■ PROBLEM:
Lines with the word "JSON": copy all of them from the entries below.

Start of DATA TO USE

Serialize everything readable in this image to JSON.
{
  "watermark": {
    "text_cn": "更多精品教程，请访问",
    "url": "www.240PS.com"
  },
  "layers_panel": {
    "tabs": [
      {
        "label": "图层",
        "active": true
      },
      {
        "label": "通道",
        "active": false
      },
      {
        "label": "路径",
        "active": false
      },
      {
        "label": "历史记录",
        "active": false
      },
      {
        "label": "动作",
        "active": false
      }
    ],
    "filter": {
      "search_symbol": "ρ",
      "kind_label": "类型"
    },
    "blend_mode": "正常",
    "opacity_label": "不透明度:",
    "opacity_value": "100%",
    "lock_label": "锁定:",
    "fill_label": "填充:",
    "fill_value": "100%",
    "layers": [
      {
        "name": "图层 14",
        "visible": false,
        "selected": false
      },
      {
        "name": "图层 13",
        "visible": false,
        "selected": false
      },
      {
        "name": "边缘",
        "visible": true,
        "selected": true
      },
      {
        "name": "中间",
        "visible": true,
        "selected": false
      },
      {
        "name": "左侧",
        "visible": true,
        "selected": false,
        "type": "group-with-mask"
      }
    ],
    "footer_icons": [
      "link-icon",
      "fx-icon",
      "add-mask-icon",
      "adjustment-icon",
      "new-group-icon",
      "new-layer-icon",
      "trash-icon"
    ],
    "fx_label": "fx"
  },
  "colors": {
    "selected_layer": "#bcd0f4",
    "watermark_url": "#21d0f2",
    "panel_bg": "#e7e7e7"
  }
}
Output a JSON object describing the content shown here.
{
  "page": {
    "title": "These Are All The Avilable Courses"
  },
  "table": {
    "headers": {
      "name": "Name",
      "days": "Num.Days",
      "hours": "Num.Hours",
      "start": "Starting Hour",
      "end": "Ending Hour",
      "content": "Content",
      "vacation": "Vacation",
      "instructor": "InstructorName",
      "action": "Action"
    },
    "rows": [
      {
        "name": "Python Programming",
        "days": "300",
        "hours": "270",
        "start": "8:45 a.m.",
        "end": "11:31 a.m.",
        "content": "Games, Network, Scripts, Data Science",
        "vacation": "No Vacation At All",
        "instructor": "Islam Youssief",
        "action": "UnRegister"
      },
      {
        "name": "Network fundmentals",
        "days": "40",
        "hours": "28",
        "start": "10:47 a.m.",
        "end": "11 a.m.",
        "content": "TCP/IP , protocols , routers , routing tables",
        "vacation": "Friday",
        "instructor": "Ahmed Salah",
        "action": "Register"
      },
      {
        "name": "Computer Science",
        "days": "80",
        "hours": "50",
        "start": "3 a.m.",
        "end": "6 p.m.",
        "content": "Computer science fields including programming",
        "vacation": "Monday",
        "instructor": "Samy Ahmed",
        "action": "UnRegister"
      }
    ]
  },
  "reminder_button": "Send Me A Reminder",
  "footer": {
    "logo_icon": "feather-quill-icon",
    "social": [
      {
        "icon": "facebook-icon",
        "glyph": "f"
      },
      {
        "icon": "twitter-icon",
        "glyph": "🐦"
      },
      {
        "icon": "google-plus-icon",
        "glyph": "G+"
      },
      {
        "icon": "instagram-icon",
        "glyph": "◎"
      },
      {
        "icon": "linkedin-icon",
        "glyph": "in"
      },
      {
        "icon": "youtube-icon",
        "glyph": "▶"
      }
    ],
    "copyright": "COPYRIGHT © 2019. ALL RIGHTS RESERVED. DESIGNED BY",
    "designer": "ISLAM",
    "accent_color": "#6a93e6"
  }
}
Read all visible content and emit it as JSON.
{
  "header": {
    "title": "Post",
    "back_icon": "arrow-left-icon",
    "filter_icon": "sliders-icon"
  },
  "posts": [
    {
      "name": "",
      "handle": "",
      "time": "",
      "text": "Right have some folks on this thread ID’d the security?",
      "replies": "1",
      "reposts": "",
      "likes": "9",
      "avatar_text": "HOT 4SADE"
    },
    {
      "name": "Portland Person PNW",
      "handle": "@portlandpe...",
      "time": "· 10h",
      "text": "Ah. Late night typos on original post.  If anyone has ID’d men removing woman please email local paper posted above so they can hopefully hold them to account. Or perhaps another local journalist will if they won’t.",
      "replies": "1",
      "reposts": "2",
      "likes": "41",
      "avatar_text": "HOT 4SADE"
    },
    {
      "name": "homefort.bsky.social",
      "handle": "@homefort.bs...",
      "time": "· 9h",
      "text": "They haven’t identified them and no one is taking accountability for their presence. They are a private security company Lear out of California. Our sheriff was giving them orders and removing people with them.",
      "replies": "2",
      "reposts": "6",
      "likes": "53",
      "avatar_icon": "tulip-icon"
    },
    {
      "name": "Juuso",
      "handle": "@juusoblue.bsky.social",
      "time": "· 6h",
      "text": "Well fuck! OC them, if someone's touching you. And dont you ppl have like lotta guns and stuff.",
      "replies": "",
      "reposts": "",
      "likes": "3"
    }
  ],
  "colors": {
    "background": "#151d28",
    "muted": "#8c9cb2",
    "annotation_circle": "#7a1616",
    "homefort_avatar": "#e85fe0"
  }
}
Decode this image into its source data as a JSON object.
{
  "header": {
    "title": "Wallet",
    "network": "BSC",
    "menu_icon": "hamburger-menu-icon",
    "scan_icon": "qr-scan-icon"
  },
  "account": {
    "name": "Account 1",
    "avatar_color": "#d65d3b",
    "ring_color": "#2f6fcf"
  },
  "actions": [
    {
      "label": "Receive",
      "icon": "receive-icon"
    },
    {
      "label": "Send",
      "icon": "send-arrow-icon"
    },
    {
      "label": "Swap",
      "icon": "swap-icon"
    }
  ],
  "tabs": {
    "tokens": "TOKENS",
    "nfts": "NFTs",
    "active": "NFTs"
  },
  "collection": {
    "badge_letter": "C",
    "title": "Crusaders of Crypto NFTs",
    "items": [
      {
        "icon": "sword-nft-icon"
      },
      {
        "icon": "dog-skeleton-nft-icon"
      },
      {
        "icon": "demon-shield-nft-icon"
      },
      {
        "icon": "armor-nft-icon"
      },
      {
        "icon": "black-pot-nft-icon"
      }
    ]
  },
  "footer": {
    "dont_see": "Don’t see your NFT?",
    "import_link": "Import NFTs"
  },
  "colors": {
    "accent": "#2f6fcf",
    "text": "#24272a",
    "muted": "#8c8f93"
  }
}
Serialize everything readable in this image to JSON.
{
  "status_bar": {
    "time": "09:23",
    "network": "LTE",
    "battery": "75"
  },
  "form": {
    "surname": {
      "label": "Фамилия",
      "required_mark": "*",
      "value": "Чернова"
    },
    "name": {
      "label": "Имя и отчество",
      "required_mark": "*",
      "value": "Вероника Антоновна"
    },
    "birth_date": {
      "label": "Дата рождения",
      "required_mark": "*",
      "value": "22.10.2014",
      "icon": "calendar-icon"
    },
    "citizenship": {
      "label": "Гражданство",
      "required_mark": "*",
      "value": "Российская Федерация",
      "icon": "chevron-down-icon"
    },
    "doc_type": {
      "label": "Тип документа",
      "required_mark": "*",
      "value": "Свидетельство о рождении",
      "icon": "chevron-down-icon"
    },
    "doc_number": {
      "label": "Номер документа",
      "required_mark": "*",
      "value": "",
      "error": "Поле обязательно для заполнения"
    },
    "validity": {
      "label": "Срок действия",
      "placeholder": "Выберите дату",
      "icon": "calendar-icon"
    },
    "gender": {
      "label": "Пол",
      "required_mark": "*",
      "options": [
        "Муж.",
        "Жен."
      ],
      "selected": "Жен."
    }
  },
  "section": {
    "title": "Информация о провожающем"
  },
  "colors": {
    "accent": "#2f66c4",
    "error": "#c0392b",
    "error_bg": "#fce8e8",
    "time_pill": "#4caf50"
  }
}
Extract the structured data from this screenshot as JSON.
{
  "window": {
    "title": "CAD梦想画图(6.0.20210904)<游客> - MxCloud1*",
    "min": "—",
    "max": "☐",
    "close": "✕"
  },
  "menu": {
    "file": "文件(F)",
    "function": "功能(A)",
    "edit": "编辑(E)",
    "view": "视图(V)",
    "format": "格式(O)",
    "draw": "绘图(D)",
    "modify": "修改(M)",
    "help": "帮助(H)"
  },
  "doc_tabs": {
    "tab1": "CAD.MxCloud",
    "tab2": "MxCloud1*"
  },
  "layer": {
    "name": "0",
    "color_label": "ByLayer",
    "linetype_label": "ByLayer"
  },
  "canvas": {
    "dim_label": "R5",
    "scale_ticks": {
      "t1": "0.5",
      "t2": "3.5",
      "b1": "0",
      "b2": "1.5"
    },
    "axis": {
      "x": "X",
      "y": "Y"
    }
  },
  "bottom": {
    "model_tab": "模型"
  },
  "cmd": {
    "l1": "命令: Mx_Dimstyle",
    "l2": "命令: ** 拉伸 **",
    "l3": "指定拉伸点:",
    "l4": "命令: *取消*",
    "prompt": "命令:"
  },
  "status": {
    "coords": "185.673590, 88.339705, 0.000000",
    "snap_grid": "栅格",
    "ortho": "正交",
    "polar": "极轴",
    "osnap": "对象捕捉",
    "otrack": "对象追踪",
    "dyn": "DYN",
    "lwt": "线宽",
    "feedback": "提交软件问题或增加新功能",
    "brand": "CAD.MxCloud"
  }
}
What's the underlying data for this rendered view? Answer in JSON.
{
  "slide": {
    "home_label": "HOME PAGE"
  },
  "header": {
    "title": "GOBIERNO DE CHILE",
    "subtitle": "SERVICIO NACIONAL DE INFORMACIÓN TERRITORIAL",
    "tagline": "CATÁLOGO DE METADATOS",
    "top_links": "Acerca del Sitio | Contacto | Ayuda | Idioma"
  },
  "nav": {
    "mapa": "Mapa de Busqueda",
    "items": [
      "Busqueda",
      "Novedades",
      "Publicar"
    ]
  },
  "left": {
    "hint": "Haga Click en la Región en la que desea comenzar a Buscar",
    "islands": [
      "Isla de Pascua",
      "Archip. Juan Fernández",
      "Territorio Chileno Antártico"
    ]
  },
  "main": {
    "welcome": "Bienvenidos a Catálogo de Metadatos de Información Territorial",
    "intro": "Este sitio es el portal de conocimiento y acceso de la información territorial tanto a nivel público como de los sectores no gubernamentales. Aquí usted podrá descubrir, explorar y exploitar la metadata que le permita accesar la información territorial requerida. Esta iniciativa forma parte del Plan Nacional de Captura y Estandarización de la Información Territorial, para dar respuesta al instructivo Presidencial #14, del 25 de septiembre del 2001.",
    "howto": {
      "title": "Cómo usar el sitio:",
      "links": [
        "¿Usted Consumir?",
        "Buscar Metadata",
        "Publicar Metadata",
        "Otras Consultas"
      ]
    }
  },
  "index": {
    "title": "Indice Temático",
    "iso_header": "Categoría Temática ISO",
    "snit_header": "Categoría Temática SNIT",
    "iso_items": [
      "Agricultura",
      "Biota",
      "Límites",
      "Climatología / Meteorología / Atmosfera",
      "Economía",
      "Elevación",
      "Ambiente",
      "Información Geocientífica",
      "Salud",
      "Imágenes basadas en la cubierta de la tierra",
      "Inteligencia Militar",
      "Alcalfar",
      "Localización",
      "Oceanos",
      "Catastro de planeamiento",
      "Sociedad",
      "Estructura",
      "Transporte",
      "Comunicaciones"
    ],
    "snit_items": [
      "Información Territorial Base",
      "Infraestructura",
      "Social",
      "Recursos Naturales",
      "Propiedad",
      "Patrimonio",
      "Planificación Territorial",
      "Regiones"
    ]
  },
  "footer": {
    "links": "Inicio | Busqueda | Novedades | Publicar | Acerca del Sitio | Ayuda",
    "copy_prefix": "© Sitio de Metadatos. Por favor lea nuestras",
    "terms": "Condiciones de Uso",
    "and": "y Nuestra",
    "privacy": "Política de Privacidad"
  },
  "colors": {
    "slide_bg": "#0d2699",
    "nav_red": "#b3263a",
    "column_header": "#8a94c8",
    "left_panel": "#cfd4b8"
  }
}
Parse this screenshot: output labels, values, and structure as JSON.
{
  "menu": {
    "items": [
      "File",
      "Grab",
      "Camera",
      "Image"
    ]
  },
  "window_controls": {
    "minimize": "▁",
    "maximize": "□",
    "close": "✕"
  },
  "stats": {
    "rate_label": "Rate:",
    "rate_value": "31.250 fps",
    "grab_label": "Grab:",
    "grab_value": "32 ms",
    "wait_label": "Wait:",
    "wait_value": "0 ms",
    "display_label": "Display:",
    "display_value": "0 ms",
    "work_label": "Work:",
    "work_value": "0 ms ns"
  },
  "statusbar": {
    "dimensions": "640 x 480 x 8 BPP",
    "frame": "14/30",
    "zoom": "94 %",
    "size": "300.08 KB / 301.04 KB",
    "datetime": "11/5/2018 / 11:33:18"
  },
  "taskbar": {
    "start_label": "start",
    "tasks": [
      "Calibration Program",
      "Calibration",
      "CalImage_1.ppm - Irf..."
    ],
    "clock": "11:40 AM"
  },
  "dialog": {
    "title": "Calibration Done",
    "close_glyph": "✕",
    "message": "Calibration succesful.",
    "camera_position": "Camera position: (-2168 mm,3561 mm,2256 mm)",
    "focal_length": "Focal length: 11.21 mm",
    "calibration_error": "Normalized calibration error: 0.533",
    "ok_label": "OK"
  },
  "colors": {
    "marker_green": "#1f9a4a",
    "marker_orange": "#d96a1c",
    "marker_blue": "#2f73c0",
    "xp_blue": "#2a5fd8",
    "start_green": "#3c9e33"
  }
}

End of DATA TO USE

■ COMPLETED TASK:
Serialize everything readable in this image to JSON.
Output a JSON object describing the content shown here.
Read all visible content and emit it as JSON.
Decode this image into its source data as a JSON object.
Serialize everything readable in this image to JSON.
Extract the structured data from this screenshot as JSON.
What's the underlying data for this rendered view? Answer in JSON.
Parse this screenshot: output labels, values, and structure as JSON.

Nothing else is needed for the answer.